WHAT TO PRODUCE
Look through the data below. Pick out the lines holding the string "title".

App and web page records
■ ■ ■ ■ ■

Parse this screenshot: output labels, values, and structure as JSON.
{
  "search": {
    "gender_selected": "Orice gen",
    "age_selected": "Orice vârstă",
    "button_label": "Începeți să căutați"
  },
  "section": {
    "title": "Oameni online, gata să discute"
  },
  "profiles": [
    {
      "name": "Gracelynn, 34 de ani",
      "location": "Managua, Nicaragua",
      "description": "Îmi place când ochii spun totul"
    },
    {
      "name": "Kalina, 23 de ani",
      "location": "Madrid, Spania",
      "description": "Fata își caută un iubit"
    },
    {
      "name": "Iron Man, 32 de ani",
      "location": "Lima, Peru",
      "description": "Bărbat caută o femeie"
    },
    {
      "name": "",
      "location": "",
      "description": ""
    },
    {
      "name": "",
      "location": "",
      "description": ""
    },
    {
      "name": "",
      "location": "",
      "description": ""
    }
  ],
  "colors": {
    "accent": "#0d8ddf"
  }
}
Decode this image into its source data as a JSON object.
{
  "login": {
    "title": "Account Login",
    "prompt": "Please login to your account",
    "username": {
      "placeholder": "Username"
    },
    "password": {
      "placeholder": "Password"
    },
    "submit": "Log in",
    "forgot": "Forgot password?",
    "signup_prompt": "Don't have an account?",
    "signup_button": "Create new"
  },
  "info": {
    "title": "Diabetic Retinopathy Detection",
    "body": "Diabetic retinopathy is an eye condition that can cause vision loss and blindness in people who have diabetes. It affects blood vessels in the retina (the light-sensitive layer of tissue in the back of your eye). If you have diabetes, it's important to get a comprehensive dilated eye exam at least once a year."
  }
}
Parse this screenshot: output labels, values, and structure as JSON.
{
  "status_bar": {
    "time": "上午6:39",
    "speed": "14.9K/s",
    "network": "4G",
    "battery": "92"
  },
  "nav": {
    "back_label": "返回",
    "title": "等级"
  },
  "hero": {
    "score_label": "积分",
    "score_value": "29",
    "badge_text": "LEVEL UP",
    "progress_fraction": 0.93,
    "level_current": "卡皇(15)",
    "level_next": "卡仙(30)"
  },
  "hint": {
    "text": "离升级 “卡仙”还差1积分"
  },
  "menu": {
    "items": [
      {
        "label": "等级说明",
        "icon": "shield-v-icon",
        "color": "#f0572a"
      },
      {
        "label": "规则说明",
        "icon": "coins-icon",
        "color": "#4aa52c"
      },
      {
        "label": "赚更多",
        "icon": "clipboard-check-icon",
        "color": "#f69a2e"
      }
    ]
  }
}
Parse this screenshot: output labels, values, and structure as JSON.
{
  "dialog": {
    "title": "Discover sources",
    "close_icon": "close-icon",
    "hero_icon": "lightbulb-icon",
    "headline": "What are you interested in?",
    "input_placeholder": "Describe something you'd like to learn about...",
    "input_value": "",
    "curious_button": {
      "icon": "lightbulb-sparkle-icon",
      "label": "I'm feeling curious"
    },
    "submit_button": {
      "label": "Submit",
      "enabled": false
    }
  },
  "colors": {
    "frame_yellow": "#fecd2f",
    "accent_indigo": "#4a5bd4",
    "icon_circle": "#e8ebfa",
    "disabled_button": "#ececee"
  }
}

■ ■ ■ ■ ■

ANSWER SPACE
    "title": "Oameni online, gata să discute"
    "title": "Account Login",
    "title": "Diabetic Retinopathy Detection",
    "title": "等级"
    "title": "Discover sources",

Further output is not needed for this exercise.